What if an artificial intelligence algorithm designs a new drug or identifies a novel drug target? Who invented the subject matter: the algorithm, the scientist who relies on the algorithm, or both?

The biopharmaceutical industry relies heavily on intellectual property protections to safeguard its investments. One issue commonly facing the industry is inventorship, i.e., who among the several teams of scientists involved in a project should be credited as an inventor. Inventorship has been considered “one of the muddiest concepts in the muddy metaphysics of the patent law.” Indeed, in the biopharma industry, inventorship disputes may be even more complex given the unpredictable nature of drug discovery and development.

Now, with the advent of AI-assisted biopharma innovation, the inventorship issue may have reached a new level of complexity. Biopharma companies across the globe are expanding their research and development capabilities to include the use of AI in, for example, drug discovery, clinical trials, and personalized medicine.

This expansion has led some to ask whether an AI-machine or algorithm must be credited with a portion of inventorship. We will explore the laws, regulations, and decisions made by Congress, the USPTO, and U.S. courts to gain insight into how inventorship should be determined in the context of AI-assisted biopharma innovation.

Only Natural Persons Can Be ‘Inventors’

Many advances in the biopharma space occur through the collaborative efforts of multi-disciplinary teams. Now, more often, those teams can include AI-assisted algorithms and screening methodologies.

Should this non-human contribution be granted inventor status? Congress, through the America Invents Act, defined “inventor” as “the individual or, if a joint invention, the individuals collectively who invented or discovered the subject matter of the invention.” Congress further specified that “[w]hen an invention is made by two or more persons jointly, they shall apply for patent jointly and each make the required oath.”

The USPTO, clarifying the requirements for the inventor oath, included several anthropomorphic requirements such as gender and sentience: “identify the inventor … by his or her legal name … [and] include a statement that the person executing the oath … believes the named inventor … to be the original inventor.”

As for the courts, when determining the scope of patent eligible subject matter, the U.S Supreme Court relied on congressional committee reports and testimony stating “a person may have invented a machine … which may include anything under the sun that is made by man.” Indeed, courts have clarified that only natural persons can be inventors and not corporations. Thus, through interpretation and analogy, AI cannot meet these requirements and therefore cannot qualify as an inventor under current U.S. patent laws, regulations, and legal precedent.

Conception of Novel AI-Assisted Biopharma Invention

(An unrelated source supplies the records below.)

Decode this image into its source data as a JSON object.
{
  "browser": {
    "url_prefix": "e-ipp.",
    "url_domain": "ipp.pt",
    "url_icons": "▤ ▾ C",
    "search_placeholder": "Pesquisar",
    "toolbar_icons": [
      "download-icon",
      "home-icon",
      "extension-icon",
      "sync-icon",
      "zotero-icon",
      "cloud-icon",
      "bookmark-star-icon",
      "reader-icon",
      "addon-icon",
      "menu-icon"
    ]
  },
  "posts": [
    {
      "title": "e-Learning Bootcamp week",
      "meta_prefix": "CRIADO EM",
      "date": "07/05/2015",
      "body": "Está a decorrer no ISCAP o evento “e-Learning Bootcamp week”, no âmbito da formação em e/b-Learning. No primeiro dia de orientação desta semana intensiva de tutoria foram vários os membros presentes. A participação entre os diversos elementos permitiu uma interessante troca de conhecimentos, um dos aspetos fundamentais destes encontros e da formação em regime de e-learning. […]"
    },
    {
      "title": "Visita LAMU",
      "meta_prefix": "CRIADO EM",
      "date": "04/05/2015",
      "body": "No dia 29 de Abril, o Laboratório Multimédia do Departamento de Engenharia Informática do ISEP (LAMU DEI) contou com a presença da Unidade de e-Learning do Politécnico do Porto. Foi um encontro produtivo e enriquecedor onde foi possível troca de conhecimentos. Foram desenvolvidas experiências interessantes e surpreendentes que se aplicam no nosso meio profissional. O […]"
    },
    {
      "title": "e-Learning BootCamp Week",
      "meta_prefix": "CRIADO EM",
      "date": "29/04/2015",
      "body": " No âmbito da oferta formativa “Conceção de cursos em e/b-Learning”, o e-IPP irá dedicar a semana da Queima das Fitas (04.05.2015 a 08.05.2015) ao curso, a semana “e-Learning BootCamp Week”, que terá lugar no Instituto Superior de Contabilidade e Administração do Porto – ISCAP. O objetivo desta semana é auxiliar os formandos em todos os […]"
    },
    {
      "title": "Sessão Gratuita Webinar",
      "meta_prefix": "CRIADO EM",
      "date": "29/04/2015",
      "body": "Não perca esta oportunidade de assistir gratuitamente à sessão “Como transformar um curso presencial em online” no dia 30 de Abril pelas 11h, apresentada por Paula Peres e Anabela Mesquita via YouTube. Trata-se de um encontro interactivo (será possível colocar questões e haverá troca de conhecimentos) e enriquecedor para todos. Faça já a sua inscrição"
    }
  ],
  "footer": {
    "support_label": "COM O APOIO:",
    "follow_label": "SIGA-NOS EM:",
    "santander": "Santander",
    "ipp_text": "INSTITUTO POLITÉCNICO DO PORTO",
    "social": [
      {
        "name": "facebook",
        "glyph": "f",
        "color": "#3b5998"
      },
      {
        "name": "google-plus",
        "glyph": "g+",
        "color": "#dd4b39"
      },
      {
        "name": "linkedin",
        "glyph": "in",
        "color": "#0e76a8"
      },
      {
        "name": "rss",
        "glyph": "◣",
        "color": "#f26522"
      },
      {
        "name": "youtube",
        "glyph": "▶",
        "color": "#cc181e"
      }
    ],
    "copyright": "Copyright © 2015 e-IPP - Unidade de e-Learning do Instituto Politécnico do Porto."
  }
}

Conception is the touchstone to determining inventorship.” It is the “formation, in the mind of the inventor, of a definite and permanent idea of a complete and operative invention.” It requires a nexus between the invention and the inventor’s belief in the invention. While AI might assist in identifying a molecule or target, it is difficult to conclude that the AI system appreciates a complete and operative invention.

In the biopharma industry, a scientist could, theoretically, identify a target, define that target in an AI-algorithm that incorporates the company’s proprietary training data as well as data from the public domain, and review the results for all compounds that meet set parameters for that target (e.g., safety, efficacy, pharmacokinetics, pharmacodynamics, etc.).

The reverse may also occur where a scientist selects a scaffold molecule, identifies target parameters, and uses an AI-algorithm to screen substituted variants to that molecule to identify potential lead compounds.

It is highly unlikely, however, that an AI-algorithm could identify an optimized target or molecule without some human intervention because the algorithm would, currently, be limited by the amount of clean training data and human expertise to develop the algorithm.

Despite advances in the industry, the above scenarios are still iterative and require substantial human intuition. Under either scenario, it is the scientist that identifies and first appreciates the problem and possible solutions to that problem developed by AI. And it is the scientist who would develop, test, and ultimately appreciate the utility of the result.

Accordingly, even though AI-assistance can greatly streamline the biopharma discovery and development processes, those efforts should not lead to an inventive contribution. The fact that a scientist utilizes AI assistance should not undermine the inventive nature of the work. Indeed, as recognized under 35 U.S.C. § 103, “[p]atentability shall not be negative by the manner in which the invention was made.” The same should hold true for inventorship.

Author Information

Frank A. DeCosta III, Ph.D, is a partner in Finnegan’s Washington, D.C., office. He currently serves as leader of the firm’s litigation section and has significant experience in patent litigation, client counseling, and providing opinions related to electrical and computer technology, specifically artificial intelligence and machine learning, consumer electronics, software, medical devices, and information systems.

Sanya Sukduang is a partner in Finnegan’s Washington, D.C., office. Sukduang has a dynamic practice litigating matters concerning Abbreviated New Drug Applications (ANDA) challenges for brand drug manufacturers, diagnostic methods, biological products and medical devices.

Jorge F. Gonzalez is an associate in Finnegan’s Washington, D.C., office. He practices patent litigation with a focus on chemical and pharmaceutical technologies, including Hatch-Waxman litigation related to Abbreviated New Drug Applications (ANDA).